▶ [Problem description] The answer must be one number: how many lines in the records below contain the string "this".

(Source data)

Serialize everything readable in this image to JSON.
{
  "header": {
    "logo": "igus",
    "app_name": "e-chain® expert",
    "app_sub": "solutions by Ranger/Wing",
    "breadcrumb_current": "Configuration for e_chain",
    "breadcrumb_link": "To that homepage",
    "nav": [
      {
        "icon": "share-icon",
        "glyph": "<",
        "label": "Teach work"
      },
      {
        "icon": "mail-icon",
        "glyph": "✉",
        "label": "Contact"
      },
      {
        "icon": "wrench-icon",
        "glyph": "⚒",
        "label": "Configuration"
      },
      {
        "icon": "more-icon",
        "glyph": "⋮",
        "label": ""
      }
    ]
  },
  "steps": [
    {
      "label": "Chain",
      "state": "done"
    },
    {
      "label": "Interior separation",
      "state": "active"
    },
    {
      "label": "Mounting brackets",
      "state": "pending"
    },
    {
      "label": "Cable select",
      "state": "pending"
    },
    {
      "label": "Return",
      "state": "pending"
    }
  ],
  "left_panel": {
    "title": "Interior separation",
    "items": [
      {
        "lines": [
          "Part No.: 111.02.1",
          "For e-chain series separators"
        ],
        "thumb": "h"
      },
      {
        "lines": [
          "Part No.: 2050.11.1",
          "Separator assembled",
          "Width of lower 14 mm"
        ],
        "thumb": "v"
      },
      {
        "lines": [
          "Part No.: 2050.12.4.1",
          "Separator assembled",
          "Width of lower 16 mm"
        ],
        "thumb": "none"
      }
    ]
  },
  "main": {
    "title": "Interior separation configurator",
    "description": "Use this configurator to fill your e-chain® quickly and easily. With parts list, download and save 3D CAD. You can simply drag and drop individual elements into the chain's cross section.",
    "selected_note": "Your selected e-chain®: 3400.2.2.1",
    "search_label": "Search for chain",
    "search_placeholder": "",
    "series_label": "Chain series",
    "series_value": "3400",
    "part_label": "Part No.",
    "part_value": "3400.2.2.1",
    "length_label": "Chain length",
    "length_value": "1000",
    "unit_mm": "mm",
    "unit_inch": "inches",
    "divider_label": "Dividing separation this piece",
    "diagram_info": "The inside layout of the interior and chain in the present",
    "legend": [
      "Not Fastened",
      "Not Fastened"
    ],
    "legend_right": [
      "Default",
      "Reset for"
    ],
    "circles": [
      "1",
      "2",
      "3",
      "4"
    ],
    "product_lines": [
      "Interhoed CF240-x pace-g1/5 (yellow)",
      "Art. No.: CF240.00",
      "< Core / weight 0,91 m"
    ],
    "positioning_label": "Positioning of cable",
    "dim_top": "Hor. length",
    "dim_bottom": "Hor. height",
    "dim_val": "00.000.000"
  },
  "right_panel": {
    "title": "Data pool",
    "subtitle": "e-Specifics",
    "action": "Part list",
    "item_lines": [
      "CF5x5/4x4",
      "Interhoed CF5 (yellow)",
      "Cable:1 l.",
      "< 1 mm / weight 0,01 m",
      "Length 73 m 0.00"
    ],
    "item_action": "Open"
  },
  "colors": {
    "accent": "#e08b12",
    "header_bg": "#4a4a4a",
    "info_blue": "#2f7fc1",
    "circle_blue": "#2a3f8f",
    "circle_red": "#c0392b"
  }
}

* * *

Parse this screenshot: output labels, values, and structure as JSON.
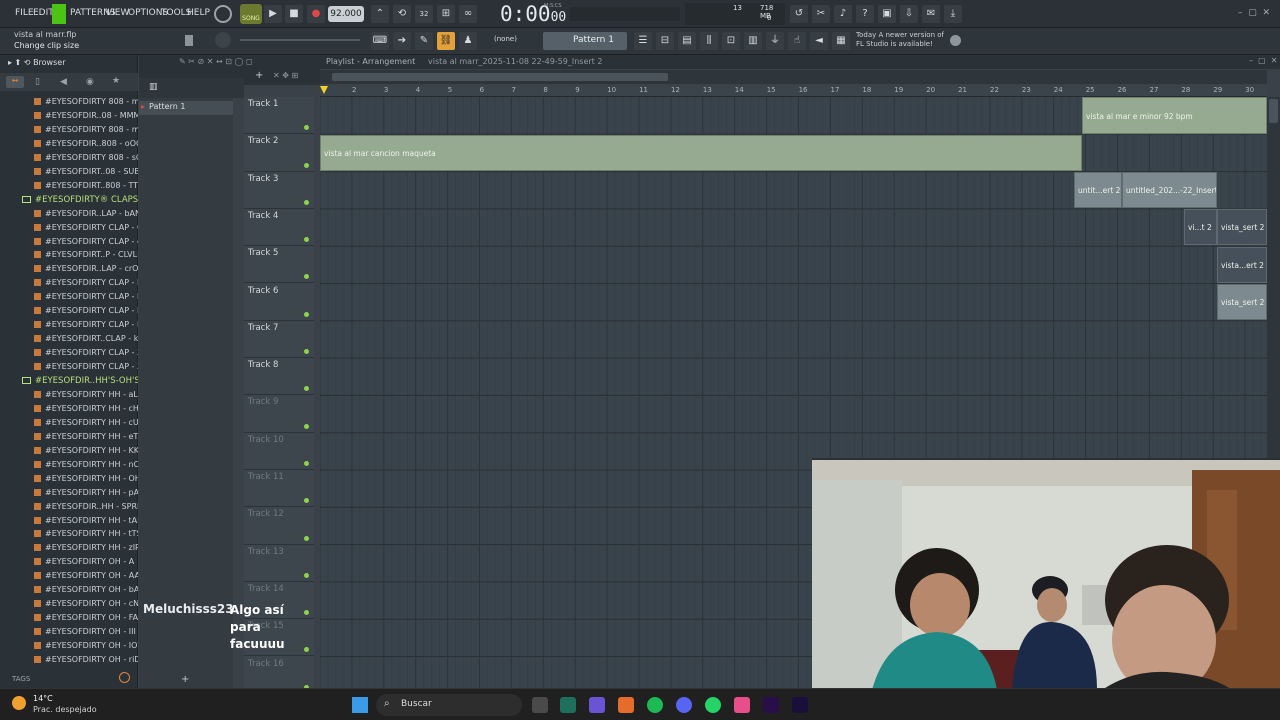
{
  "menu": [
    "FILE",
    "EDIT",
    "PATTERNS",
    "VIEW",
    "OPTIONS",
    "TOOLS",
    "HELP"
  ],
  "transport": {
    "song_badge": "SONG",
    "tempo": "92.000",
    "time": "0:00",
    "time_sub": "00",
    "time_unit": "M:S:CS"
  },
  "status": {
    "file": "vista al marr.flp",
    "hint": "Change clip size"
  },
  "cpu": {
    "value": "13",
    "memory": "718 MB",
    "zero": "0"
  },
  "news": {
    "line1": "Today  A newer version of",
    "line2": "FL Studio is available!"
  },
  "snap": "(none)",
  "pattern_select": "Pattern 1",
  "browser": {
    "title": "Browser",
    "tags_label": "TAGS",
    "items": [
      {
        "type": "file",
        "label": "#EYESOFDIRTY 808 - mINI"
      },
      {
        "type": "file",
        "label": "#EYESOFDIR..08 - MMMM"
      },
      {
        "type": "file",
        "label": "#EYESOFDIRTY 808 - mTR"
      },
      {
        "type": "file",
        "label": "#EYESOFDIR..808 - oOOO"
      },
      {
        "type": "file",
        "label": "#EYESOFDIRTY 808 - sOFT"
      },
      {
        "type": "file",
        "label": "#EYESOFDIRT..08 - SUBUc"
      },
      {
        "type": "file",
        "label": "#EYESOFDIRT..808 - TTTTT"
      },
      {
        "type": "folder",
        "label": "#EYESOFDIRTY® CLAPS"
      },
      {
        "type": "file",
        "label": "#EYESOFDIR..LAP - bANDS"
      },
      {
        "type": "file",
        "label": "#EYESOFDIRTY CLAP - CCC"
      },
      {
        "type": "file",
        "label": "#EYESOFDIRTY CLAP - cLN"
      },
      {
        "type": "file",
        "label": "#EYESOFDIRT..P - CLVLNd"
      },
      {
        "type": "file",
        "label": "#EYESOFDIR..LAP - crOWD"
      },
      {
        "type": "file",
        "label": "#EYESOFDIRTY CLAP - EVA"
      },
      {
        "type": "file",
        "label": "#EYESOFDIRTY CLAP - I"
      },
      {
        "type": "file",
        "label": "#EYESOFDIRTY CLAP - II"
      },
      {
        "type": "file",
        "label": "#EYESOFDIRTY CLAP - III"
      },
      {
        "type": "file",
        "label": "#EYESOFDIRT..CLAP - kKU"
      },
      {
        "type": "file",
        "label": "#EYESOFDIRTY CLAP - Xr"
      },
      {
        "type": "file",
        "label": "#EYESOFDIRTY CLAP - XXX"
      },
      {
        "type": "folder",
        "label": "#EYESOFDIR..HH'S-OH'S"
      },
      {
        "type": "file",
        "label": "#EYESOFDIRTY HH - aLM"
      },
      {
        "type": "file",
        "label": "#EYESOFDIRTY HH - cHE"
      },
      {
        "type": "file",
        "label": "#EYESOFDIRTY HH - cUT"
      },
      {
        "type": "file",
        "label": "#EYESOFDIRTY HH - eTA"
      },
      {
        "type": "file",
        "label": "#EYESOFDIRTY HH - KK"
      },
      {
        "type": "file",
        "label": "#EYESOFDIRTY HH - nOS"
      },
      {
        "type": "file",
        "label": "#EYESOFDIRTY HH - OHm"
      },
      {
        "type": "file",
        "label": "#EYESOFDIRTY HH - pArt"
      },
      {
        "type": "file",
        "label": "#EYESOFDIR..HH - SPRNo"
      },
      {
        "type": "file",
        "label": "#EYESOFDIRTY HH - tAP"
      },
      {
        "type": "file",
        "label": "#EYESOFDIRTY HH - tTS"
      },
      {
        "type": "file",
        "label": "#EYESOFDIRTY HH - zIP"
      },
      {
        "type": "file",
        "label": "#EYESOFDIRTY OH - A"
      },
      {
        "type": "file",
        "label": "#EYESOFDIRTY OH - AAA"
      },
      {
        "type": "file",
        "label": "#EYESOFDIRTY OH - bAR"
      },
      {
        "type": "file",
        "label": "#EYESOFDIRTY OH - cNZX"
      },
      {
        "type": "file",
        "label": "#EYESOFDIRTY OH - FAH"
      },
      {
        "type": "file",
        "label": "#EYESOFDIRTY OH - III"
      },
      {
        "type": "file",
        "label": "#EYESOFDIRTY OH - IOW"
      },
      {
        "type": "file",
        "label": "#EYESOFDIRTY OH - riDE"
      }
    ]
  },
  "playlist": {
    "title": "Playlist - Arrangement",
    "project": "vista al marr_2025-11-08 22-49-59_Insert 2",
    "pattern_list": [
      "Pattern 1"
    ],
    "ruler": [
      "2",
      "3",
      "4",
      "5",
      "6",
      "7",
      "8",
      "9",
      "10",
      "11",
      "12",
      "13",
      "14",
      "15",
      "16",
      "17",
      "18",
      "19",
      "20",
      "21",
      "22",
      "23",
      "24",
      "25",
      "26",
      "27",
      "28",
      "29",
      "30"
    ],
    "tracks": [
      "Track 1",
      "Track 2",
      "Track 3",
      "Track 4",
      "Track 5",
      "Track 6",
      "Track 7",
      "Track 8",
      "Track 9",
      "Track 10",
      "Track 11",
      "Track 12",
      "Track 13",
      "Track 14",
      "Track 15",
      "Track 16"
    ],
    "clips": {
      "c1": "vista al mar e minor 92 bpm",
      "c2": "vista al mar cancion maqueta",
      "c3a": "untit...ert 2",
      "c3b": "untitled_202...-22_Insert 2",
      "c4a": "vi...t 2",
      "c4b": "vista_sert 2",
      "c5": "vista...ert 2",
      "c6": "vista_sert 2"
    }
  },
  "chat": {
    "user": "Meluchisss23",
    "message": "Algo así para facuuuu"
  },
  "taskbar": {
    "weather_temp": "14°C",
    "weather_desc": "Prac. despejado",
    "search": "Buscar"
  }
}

▶ [Written solution] 4